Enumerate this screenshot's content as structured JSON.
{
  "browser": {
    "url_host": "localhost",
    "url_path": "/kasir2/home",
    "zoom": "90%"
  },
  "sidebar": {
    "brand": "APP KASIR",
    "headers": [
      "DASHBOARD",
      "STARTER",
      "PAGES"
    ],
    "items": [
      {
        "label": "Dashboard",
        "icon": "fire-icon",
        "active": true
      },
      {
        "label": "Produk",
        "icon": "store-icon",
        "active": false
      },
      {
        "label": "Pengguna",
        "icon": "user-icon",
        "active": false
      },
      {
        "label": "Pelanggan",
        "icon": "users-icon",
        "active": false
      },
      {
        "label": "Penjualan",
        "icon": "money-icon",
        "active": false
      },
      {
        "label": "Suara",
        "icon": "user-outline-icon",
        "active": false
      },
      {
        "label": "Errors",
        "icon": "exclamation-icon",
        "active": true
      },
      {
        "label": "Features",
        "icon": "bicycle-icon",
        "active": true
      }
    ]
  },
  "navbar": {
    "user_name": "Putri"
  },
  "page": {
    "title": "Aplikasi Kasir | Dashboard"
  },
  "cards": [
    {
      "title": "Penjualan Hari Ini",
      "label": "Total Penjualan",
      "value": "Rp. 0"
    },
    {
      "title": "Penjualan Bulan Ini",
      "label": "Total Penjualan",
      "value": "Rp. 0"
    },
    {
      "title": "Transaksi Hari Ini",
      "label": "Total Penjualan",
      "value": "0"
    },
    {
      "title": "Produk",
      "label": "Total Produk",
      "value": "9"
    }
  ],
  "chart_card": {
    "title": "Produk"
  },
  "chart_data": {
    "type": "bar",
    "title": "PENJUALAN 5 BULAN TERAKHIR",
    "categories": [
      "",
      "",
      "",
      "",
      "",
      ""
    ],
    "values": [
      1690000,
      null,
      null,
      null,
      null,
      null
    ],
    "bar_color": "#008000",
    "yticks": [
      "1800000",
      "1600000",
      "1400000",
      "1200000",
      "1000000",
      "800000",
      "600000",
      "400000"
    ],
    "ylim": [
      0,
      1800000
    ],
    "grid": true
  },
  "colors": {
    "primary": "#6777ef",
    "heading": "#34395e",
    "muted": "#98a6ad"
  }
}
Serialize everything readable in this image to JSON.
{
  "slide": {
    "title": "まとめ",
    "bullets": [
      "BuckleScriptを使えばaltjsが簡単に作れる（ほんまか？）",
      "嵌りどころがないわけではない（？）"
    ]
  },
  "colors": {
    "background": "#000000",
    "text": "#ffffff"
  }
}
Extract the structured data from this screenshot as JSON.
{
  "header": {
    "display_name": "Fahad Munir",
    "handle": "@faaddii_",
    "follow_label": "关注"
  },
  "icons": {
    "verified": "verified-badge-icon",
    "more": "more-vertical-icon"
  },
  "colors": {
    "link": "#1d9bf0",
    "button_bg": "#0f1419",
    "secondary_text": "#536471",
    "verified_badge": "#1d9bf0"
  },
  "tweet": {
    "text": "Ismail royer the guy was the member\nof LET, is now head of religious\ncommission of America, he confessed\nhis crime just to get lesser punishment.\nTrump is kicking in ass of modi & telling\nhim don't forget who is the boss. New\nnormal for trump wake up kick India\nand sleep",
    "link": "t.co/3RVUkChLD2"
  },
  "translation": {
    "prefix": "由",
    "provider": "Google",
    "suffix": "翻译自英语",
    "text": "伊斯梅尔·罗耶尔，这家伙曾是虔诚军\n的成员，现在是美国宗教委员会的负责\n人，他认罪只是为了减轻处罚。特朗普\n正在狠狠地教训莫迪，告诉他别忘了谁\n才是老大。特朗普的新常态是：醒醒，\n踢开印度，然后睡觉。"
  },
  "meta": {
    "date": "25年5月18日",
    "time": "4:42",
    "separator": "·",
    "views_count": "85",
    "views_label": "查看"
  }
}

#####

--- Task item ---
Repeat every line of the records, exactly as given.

--- Response below ---
Enumerate this screenshot's content as structured JSON.
{
  "browser": {
    "url_host": "localhost",
    "url_path": "/kasir2/home",
    "zoom": "90%"
  },
  "sidebar": {
    "brand": "APP KASIR",
    "headers": [
      "DASHBOARD",
      "STARTER",
      "PAGES"
    ],
    "items": [
      {
        "label": "Dashboard",
        "icon": "fire-icon",
        "active": true
      },
      {
        "label": "Produk",
        "icon": "store-icon",
        "active": false
      },
      {
        "label": "Pengguna",
        "icon": "user-icon",
        "active": false
      },
      {
        "label": "Pelanggan",
        "icon": "users-icon",
        "active": false
      },
      {
        "label": "Penjualan",
        "icon": "money-icon",
        "active": false
      },
      {
        "label": "Suara",
        "icon": "user-outline-icon",
        "active": false
      },
      {
        "label": "Errors",
        "icon": "exclamation-icon",
        "active": true
      },
      {
        "label": "Features",
        "icon": "bicycle-icon",
        "active": true
      }
    ]
  },
  "navbar": {
    "user_name": "Putri"
  },
  "page": {
    "title": "Aplikasi Kasir | Dashboard"
  },
  "cards": [
    {
      "title": "Penjualan Hari Ini",
      "label": "Total Penjualan",
      "value": "Rp. 0"
    },
    {
      "title": "Penjualan Bulan Ini",
      "label": "Total Penjualan",
      "value": "Rp. 0"
    },
    {
      "title": "Transaksi Hari Ini",
      "label": "Total Penjualan",
      "value": "0"
    },
    {
      "title": "Produk",
      "label": "Total Produk",
      "value": "9"
    }
  ],
  "chart_card": {
    "title": "Produk"
  },
  "chart_data": {
    "type": "bar",
    "title": "PENJUALAN 5 BULAN TERAKHIR",
    "categories": [
      "",
      "",
      "",
      "",
      "",
      ""
    ],
    "values": [
      1690000,
      null,
      null,
      null,
      null,
      null
    ],
    "bar_color": "#008000",
    "yticks": [
      "1800000",
      "1600000",
      "1400000",
      "1200000",
      "1000000",
      "800000",
      "600000",
      "400000"
    ],
    "ylim": [
      0,
      1800000
    ],
    "grid": true
  },
  "colors": {
    "primary": "#6777ef",
    "heading": "#34395e",
    "muted": "#98a6ad"
  }
}
Serialize everything readable in this image to JSON.
{
  "slide": {
    "title": "まとめ",
    "bullets": [
      "BuckleScriptを使えばaltjsが簡単に作れる（ほんまか？）",
      "嵌りどころがないわけではない（？）"
    ]
  },
  "colors": {
    "background": "#000000",
    "text": "#ffffff"
  }
}
Extract the structured data from this screenshot as JSON.
{
  "header": {
    "display_name": "Fahad Munir",
    "handle": "@faaddii_",
    "follow_label": "关注"
  },
  "icons": {
    "verified": "verified-badge-icon",
    "more": "more-vertical-icon"
  },
  "colors": {
    "link": "#1d9bf0",
    "button_bg": "#0f1419",
    "secondary_text": "#536471",
    "verified_badge": "#1d9bf0"
  },
  "tweet": {
    "text": "Ismail royer the guy was the member\nof LET, is now head of religious\ncommission of America, he confessed\nhis crime just to get lesser punishment.\nTrump is kicking in ass of modi & telling\nhim don't forget who is the boss. New\nnormal for trump wake up kick India\nand sleep",
    "link": "t.co/3RVUkChLD2"
  },
  "translation": {
    "prefix": "由",
    "provider": "Google",
    "suffix": "翻译自英语",
    "text": "伊斯梅尔·罗耶尔，这家伙曾是虔诚军\n的成员，现在是美国宗教委员会的负责\n人，他认罪只是为了减轻处罚。特朗普\n正在狠狠地教训莫迪，告诉他别忘了谁\n才是老大。特朗普的新常态是：醒醒，\n踢开印度，然后睡觉。"
  },
  "meta": {
    "date": "25年5月18日",
    "time": "4:42",
    "separator": "·",
    "views_count": "85",
    "views_label": "查看"
  }
}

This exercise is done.